### INFORMATION SUPPLIED

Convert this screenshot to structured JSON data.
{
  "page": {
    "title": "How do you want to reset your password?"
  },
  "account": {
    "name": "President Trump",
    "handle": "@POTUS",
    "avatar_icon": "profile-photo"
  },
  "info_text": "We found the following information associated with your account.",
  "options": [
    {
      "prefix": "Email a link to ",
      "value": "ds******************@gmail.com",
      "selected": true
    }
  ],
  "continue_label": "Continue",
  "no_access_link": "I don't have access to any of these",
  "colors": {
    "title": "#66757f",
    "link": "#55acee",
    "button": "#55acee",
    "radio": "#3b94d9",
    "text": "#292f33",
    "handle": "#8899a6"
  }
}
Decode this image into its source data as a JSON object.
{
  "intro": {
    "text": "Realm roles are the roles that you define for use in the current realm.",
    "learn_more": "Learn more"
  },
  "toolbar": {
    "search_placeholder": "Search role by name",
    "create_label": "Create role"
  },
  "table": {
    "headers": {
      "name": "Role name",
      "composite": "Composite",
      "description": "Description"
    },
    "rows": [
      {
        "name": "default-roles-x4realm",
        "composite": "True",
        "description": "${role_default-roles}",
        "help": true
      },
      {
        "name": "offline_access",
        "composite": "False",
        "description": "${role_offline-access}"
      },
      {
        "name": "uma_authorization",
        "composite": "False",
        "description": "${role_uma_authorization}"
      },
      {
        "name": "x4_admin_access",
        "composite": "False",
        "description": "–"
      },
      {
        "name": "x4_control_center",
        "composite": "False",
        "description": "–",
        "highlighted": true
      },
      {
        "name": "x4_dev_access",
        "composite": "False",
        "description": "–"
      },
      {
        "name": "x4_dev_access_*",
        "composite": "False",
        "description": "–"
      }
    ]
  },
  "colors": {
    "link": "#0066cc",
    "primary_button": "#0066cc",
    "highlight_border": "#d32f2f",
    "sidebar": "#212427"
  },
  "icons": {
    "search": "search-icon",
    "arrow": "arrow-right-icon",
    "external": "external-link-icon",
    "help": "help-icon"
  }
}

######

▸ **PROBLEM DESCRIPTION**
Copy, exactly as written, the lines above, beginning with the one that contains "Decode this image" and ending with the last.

▸ **RESPONSE TO THE TASK**
Decode this image into its source data as a JSON object.
{
  "intro": {
    "text": "Realm roles are the roles that you define for use in the current realm.",
    "learn_more": "Learn more"
  },
  "toolbar": {
    "search_placeholder": "Search role by name",
    "create_label": "Create role"
  },
  "table": {
    "headers": {
      "name": "Role name",
      "composite": "Composite",
      "description": "Description"
    },
    "rows": [
      {
        "name": "default-roles-x4realm",
        "composite": "True",
        "description": "${role_default-roles}",
        "help": true
      },
      {
        "name": "offline_access",
        "composite": "False",
        "description": "${role_offline-access}"
      },
      {
        "name": "uma_authorization",
        "composite": "False",
        "description": "${role_uma_authorization}"
      },
      {
        "name": "x4_admin_access",
        "composite": "False",
        "description": "–"
      },
      {
        "name": "x4_control_center",
        "composite": "False",
        "description": "–",
        "highlighted": true
      },
      {
        "name": "x4_dev_access",
        "composite": "False",
        "description": "–"
      },
      {
        "name": "x4_dev_access_*",
        "composite": "False",
        "description": "–"
      }
    ]
  },
  "colors": {
    "link": "#0066cc",
    "primary_button": "#0066cc",
    "highlight_border": "#d32f2f",
    "sidebar": "#212427"
  },
  "icons": {
    "search": "search-icon",
    "arrow": "arrow-right-icon",
    "external": "external-link-icon",
    "help": "help-icon"
  }
}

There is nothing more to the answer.